• Exercise aim: Go line by line through the listing below and copy those that hold "title".

• Dataset content:

*** Begin section ***

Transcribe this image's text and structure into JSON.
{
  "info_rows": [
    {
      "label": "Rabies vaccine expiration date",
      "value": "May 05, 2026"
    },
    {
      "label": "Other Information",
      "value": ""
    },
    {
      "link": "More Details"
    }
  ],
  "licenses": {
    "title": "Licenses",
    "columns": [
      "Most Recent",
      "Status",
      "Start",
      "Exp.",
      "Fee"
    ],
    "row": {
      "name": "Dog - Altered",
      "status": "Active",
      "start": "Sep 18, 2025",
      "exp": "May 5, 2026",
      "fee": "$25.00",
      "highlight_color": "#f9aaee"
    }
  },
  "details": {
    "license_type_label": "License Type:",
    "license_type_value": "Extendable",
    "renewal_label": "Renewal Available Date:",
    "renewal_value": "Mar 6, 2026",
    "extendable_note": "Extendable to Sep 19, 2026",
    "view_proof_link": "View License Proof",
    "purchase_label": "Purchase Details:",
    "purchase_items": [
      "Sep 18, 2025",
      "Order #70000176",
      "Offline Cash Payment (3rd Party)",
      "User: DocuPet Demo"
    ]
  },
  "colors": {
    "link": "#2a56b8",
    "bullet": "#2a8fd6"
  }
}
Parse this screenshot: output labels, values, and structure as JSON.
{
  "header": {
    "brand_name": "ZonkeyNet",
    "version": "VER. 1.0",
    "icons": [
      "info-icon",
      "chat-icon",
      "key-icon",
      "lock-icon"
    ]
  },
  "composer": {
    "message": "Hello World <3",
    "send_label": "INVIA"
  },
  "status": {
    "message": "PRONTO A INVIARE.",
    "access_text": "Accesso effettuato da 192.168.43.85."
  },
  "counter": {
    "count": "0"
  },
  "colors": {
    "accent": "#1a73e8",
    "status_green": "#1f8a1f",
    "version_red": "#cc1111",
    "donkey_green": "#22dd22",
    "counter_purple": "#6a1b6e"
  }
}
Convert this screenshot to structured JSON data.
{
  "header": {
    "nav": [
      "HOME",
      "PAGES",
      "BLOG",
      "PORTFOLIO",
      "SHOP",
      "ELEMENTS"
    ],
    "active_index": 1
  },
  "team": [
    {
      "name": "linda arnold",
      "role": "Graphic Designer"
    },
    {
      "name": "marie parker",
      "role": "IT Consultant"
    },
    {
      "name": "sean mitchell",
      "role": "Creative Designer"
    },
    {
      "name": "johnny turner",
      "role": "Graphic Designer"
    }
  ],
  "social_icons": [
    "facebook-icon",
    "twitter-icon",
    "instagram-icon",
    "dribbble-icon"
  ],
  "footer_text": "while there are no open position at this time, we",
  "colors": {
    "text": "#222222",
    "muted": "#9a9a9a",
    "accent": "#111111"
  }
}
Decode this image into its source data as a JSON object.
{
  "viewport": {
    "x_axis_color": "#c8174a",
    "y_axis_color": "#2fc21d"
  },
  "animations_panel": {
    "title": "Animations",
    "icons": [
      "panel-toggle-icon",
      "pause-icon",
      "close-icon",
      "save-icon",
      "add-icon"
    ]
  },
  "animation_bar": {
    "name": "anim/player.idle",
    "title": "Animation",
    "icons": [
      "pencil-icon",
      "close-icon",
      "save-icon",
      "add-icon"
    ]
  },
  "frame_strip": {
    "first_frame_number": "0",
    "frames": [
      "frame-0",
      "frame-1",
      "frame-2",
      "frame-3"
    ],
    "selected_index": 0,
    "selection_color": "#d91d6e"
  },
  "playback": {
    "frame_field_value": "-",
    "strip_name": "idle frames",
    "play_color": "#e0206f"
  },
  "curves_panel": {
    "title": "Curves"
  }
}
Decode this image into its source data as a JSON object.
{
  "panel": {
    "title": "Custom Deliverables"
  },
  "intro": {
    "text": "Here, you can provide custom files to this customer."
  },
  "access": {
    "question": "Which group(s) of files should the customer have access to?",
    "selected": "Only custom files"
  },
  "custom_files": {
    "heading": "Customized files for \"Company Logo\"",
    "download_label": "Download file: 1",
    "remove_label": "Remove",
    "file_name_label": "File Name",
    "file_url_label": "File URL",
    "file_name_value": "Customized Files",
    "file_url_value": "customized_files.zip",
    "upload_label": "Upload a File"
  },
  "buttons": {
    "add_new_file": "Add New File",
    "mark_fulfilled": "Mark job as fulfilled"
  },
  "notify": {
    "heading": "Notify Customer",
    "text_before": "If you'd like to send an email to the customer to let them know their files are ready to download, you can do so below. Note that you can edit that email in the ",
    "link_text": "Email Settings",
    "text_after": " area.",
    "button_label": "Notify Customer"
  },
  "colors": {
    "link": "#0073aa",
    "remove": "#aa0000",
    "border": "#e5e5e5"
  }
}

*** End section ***

• Answer box:
    "title": "Licenses",
    "title": "Animations",
    "title": "Animation",
    "title": "Curves"
    "title": "Custom Deliverables"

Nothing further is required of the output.